Exercise details:
The records beneath should be printed exactly, and the pictures are to be left out.

Data under study:
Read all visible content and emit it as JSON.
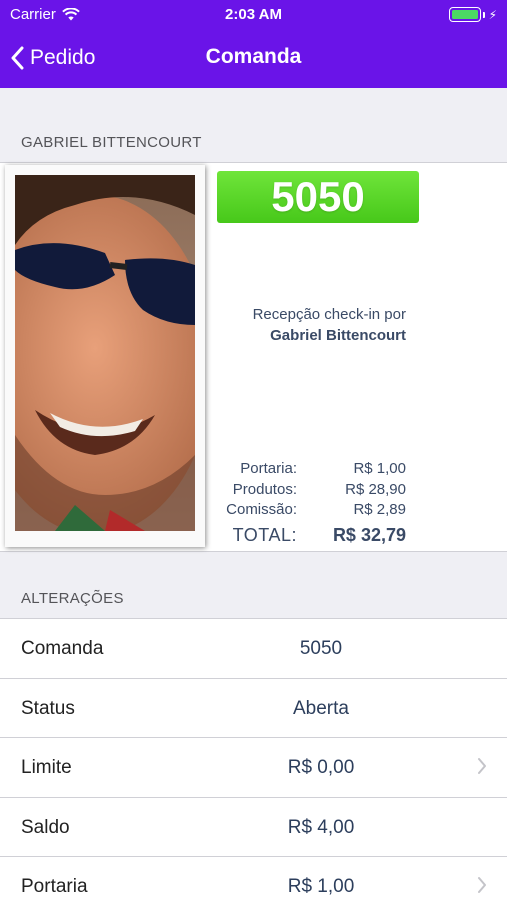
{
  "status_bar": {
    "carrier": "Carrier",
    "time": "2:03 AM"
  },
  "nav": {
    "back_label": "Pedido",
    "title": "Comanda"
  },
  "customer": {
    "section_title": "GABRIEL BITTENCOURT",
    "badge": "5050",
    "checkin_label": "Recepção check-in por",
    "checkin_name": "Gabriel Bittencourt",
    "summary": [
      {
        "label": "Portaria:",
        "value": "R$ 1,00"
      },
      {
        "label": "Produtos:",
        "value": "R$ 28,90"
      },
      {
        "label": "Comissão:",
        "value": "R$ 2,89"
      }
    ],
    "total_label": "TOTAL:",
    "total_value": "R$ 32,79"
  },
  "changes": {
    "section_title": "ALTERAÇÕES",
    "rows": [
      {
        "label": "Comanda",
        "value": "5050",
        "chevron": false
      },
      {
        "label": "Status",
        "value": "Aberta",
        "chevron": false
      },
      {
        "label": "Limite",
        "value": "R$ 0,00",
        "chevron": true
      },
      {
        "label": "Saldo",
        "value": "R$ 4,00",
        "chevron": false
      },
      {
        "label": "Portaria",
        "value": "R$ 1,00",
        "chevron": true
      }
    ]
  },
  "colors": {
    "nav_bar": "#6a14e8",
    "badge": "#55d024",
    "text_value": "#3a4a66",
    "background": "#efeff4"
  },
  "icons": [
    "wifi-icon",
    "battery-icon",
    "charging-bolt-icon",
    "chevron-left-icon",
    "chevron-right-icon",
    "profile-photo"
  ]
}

Result below:
Read all visible content and emit it as JSON.
{
  "status_bar": {
    "carrier": "Carrier",
    "time": "2:03 AM"
  },
  "nav": {
    "back_label": "Pedido",
    "title": "Comanda"
  },
  "customer": {
    "section_title": "GABRIEL BITTENCOURT",
    "badge": "5050",
    "checkin_label": "Recepção check-in por",
    "checkin_name": "Gabriel Bittencourt",
    "summary": [
      {
        "label": "Portaria:",
        "value": "R$ 1,00"
      },
      {
        "label": "Produtos:",
        "value": "R$ 28,90"
      },
      {
        "label": "Comissão:",
        "value": "R$ 2,89"
      }
    ],
    "total_label": "TOTAL:",
    "total_value": "R$ 32,79"
  },
  "changes": {
    "section_title": "ALTERAÇÕES",
    "rows": [
      {
        "label": "Comanda",
        "value": "5050",
        "chevron": false
      },
      {
        "label": "Status",
        "value": "Aberta",
        "chevron": false
      },
      {
        "label": "Limite",
        "value": "R$ 0,00",
        "chevron": true
      },
      {
        "label": "Saldo",
        "value": "R$ 4,00",
        "chevron": false
      },
      {
        "label": "Portaria",
        "value": "R$ 1,00",
        "chevron": true
      }
    ]
  },
  "colors": {
    "nav_bar": "#6a14e8",
    "badge": "#55d024",
    "text_value": "#3a4a66",
    "background": "#efeff4"
  },
  "icons": [
    "wifi-icon",
    "battery-icon",
    "charging-bolt-icon",
    "chevron-left-icon",
    "chevron-right-icon",
    "profile-photo"
  ]
}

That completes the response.